Do not believe that everything is ASD
The teen years are a difficult time period for everyone–regardless of a diagnosis. For parents who have teens with autism, it can become fuzzy to clarify what is ASD and what is just ‘normal’ teen experience.
In the teens years, there are physical body changes, chemical changes and changes in the way school is conducted and structured. For any teen, there is a lot to sort out, feel and experience. Under the best of circumstances and abilities, a teen will experience different periods of stress and confidence issues, while having a strong desire to be social. Teens on the spectrum–while they experience the same physiological, physical and chemical changes–may have a harder time making sense of and accepting the changes and situations that come along with teen years. Look to books and information that focus on typical teen development. You can use this information to help your own teen. Use these resources to pick and choose from–and apply what is relevant to your teen.
This kind of balanced thinking will help you with your teen, not just in the teen years, but also into young adulthood. Many parents forget or don’t know what is typical for an individual of these ages, as ASD tends to skew thinking and create more of a panic. Having realistic and healthy expectations, while helping your teen grow, is important. It’s okay if your teen or young adult on the spectrum is a late bloomer. Viewing it this way removes some of the panic and allows more balanced thinking, as well as a pace that is conducive for the teen to keep up with.
The teenage years are a tough time in the life of teens and their parents. Even though they are looking to be more independent, they still need guidance. Just because their chronological age is that of a teen, it doesn’t mean they are emotionally and socially the same age. Many times, they are actually younger in these areas.
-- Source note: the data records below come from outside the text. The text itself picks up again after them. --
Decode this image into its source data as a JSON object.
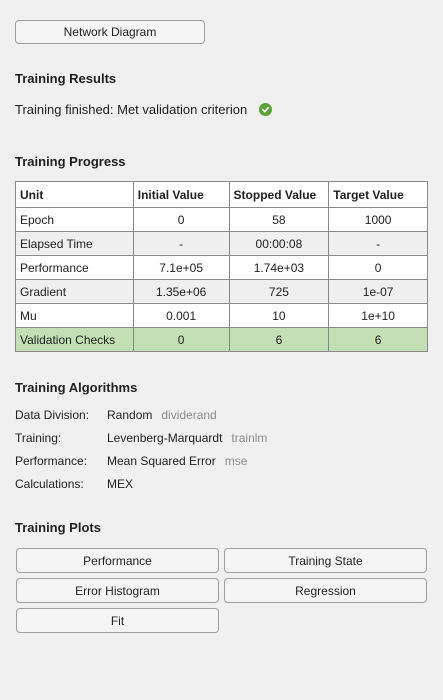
{
  "buttons": {
    "network_diagram": "Network Diagram"
  },
  "results": {
    "title": "Training Results",
    "status": "Training finished: Met validation criterion",
    "status_color": "#5aa532"
  },
  "progress": {
    "title": "Training Progress",
    "headers": [
      "Unit",
      "Initial Value",
      "Stopped Value",
      "Target Value"
    ],
    "rows": [
      [
        "Epoch",
        "0",
        "58",
        "1000"
      ],
      [
        "Elapsed Time",
        "-",
        "00:00:08",
        "-"
      ],
      [
        "Performance",
        "7.1e+05",
        "1.74e+03",
        "0"
      ],
      [
        "Gradient",
        "1.35e+06",
        "725",
        "1e-07"
      ],
      [
        "Mu",
        "0.001",
        "10",
        "1e+10"
      ],
      [
        "Validation Checks",
        "0",
        "6",
        "6"
      ]
    ],
    "highlight_color": "#c3e0b5"
  },
  "algorithms": {
    "title": "Training Algorithms",
    "items": [
      {
        "label": "Data Division:",
        "value": "Random",
        "fn": "dividerand"
      },
      {
        "label": "Training:",
        "value": "Levenberg-Marquardt",
        "fn": "trainlm"
      },
      {
        "label": "Performance:",
        "value": "Mean Squared Error",
        "fn": "mse"
      },
      {
        "label": "Calculations:",
        "value": "MEX",
        "fn": ""
      }
    ]
  },
  "plots": {
    "title": "Training Plots",
    "performance": "Performance",
    "training_state": "Training State",
    "error_histogram": "Error Histogram",
    "regression": "Regression",
    "fit": "Fit"
  }
}
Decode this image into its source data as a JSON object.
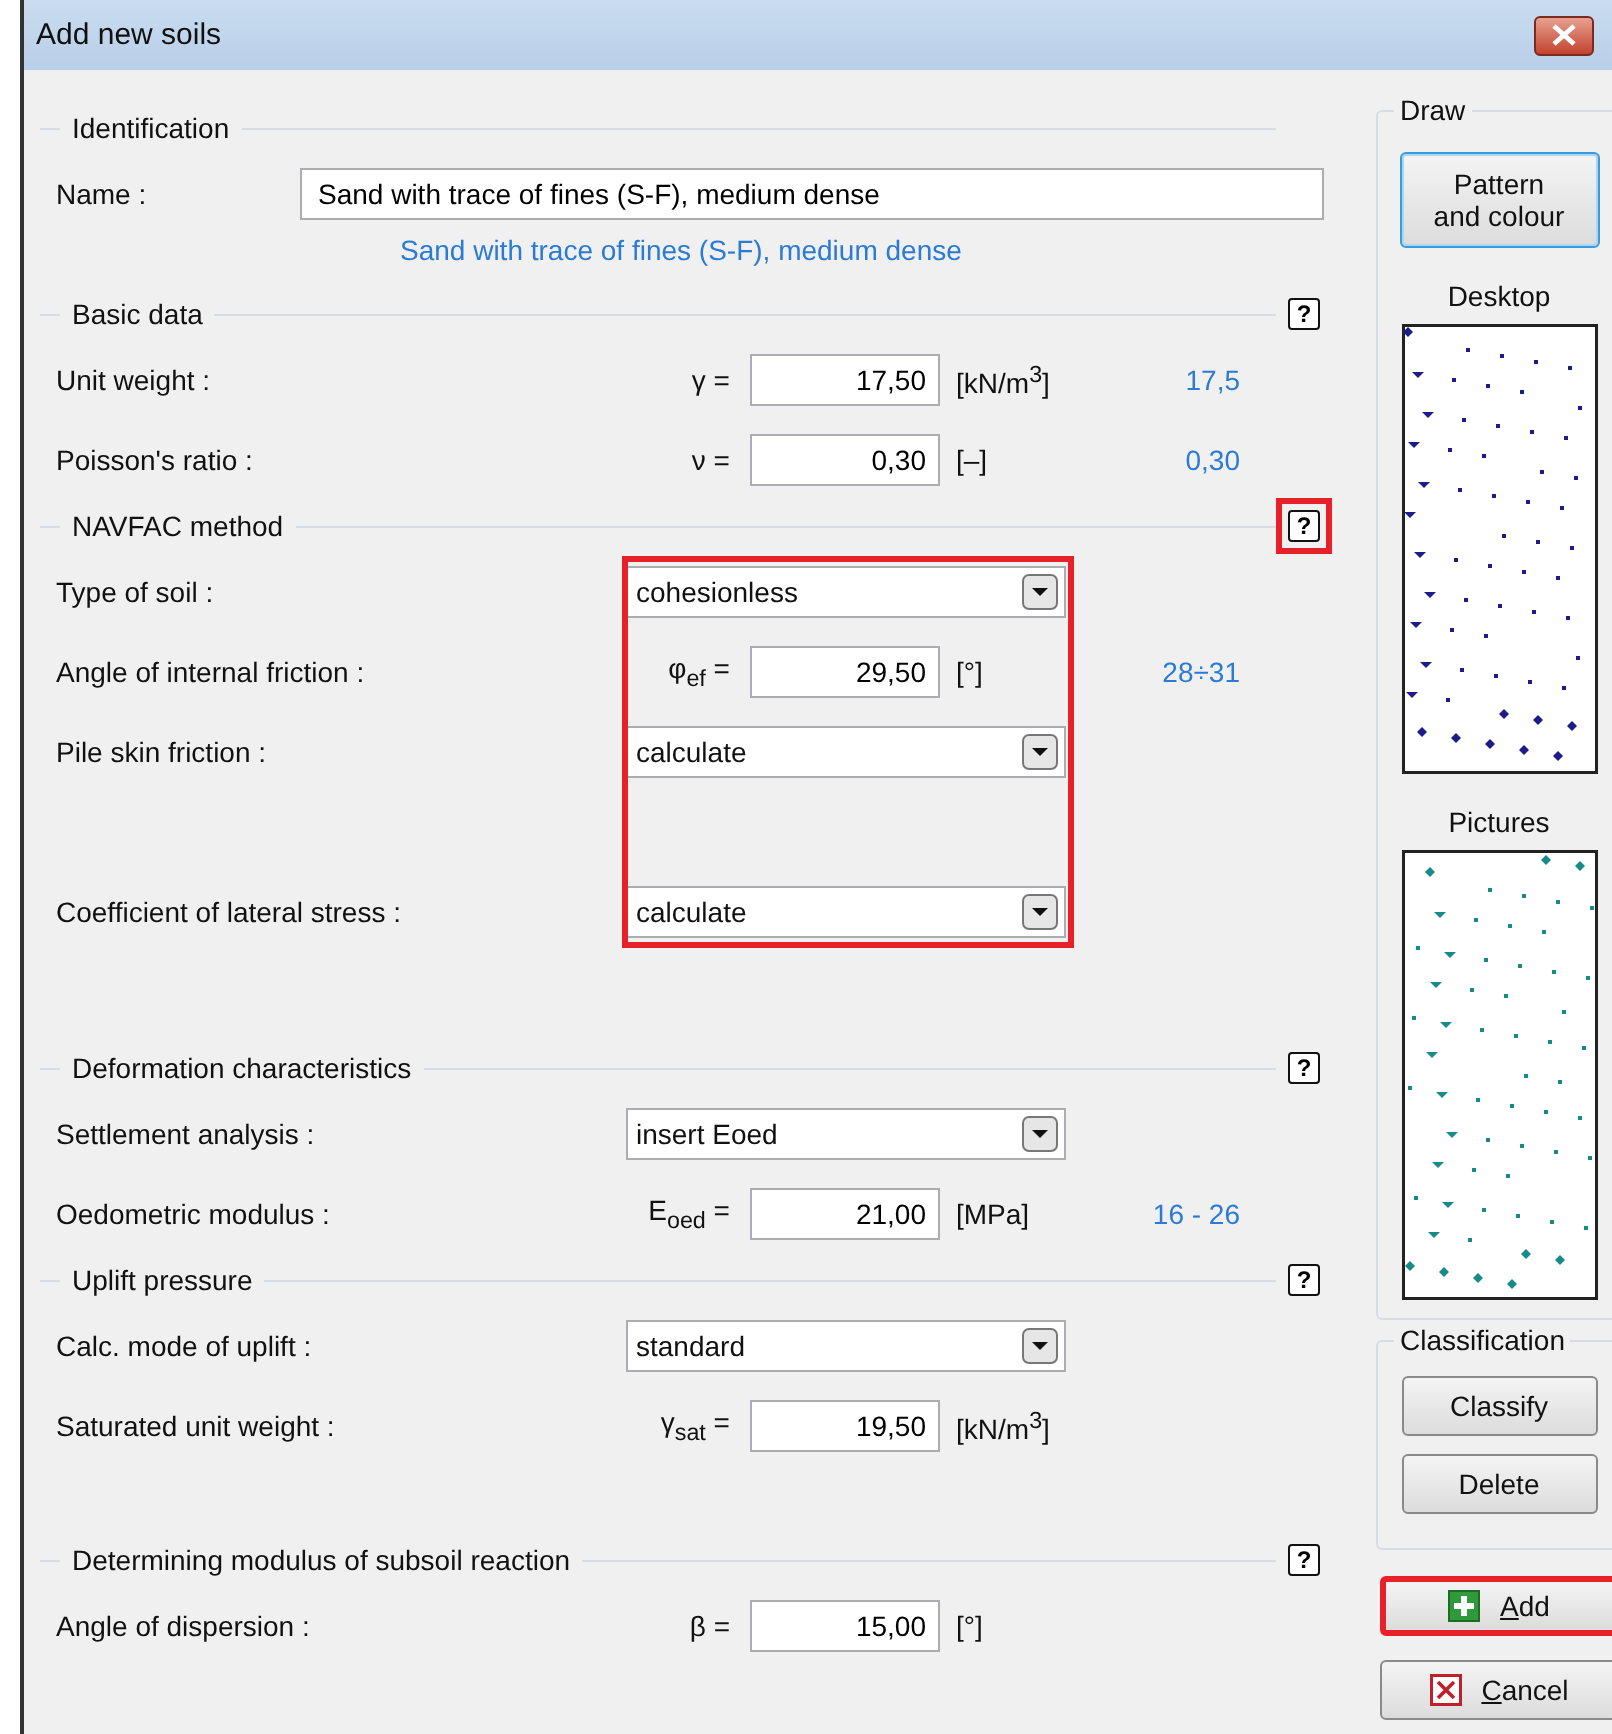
{
  "window": {
    "title": "Add new soils"
  },
  "sections": [
    {
      "title": "Identification",
      "rows": [
        {
          "kind": "text",
          "label": "Name :",
          "value": "Sand with trace of fines (S-F), medium dense"
        },
        {
          "kind": "note",
          "text": "Sand with trace of fines (S-F), medium dense"
        }
      ]
    },
    {
      "title": "Basic data",
      "help": "?",
      "rows": [
        {
          "kind": "number",
          "label": "Unit weight :",
          "symbol": "γ =",
          "value": "17,50",
          "unit": "[kN/m$^{3}$]",
          "hint": "17,5"
        },
        {
          "kind": "number",
          "label": "Poisson's ratio :",
          "symbol": "ν =",
          "value": "0,30",
          "unit": "[–]",
          "hint": "0,30"
        }
      ]
    },
    {
      "title": "NAVFAC method",
      "help": "?",
      "help_highlighted": true,
      "fields_highlighted": true,
      "rows": [
        {
          "kind": "select",
          "label": "Type of soil :",
          "value": "cohesionless"
        },
        {
          "kind": "number",
          "label": "Angle of internal friction :",
          "symbol": "φ$_{ef}$ =",
          "value": "29,50",
          "unit": "[°]",
          "hint": "28÷31"
        },
        {
          "kind": "select",
          "label": "Pile skin friction  :",
          "value": "calculate"
        },
        {
          "kind": "select",
          "label": "Coefficient of lateral stress  :",
          "value": "calculate"
        }
      ]
    },
    {
      "title": "Deformation characteristics",
      "help": "?",
      "rows": [
        {
          "kind": "select",
          "label": "Settlement analysis :",
          "value": "insert Eoed"
        },
        {
          "kind": "number",
          "label": "Oedometric modulus :",
          "symbol": "E$_{oed}$ =",
          "value": "21,00",
          "unit": "[MPa]",
          "hint": "16 - 26"
        }
      ]
    },
    {
      "title": "Uplift pressure",
      "help": "?",
      "rows": [
        {
          "kind": "select",
          "label": "Calc. mode of uplift :",
          "value": "standard"
        },
        {
          "kind": "number",
          "label": "Saturated unit weight :",
          "symbol": "γ$_{sat}$ =",
          "value": "19,50",
          "unit": "[kN/m$^{3}$]"
        }
      ]
    },
    {
      "title": "Determining modulus of subsoil reaction",
      "help": "?",
      "rows": [
        {
          "kind": "number",
          "label": "Angle of dispersion :",
          "symbol": "β =",
          "value": "15,00",
          "unit": "[°]"
        }
      ]
    }
  ],
  "side": {
    "draw": {
      "title": "Draw",
      "button": "Pattern and colour",
      "previews": [
        {
          "title": "Desktop",
          "color": "#1c1c8a"
        },
        {
          "title": "Pictures",
          "color": "#178a8a"
        }
      ]
    },
    "classification": {
      "title": "Classification",
      "buttons": [
        "Classify",
        "Delete"
      ]
    }
  },
  "actions": [
    {
      "kind": "add",
      "label": "Add",
      "highlighted": true
    },
    {
      "kind": "cancel",
      "label": "Cancel",
      "highlighted": false
    }
  ]
}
Social skills alone are not enough to help a teen understand social relationships. It is important to focus on thinking and perspective. A parent of a child of any age has strong influence– whether they realize it or not. Focus on your communication because communication has a powerful impact on creating opportunity for brain growth. Remember that the brain can grow and change across the lifespan. Communication is a powerful tool to help set the tone for how to think about social relationships and decision making. Focus on your own thinking and sharing your thoughts out loud. This will help create a mental map for your teen on how to think.
Focus on balanced thinking. Many times in the well-intentioned rush of wanting to help your teen, it can be easy to lose sight of what is typical, healthy and normal. Your thoughts are powerful in that they will influence the actions you take. Balanced thinking will help you to make better decisions as you support your teen through the world of social relationships.
Originally published on ExpertBeacon.com (http://expertbeacon.com/help-teens-autism-spectrum-navigate-social-relations/#.U07z0cequTl)
Kim Isaac is an autism spectrum disorder specialist that specializes in parent training and in work with teens and adults on the autism spectrum. Kim has been in the field of autism since 1997, with experience as an autism therapist and consultant.
She maintains a professional certification in Relationship Development Intervention™ (RDI™) and has been a Certified RDI™Program Consultant since 2005. While Kim’s private practice, Autism with Excellence LLC, is based in Phoenix, Arizona, she also travels to nine different states within the country consulting with individuals, families and schools.
To contact, please visit www.autismwithexcellence.com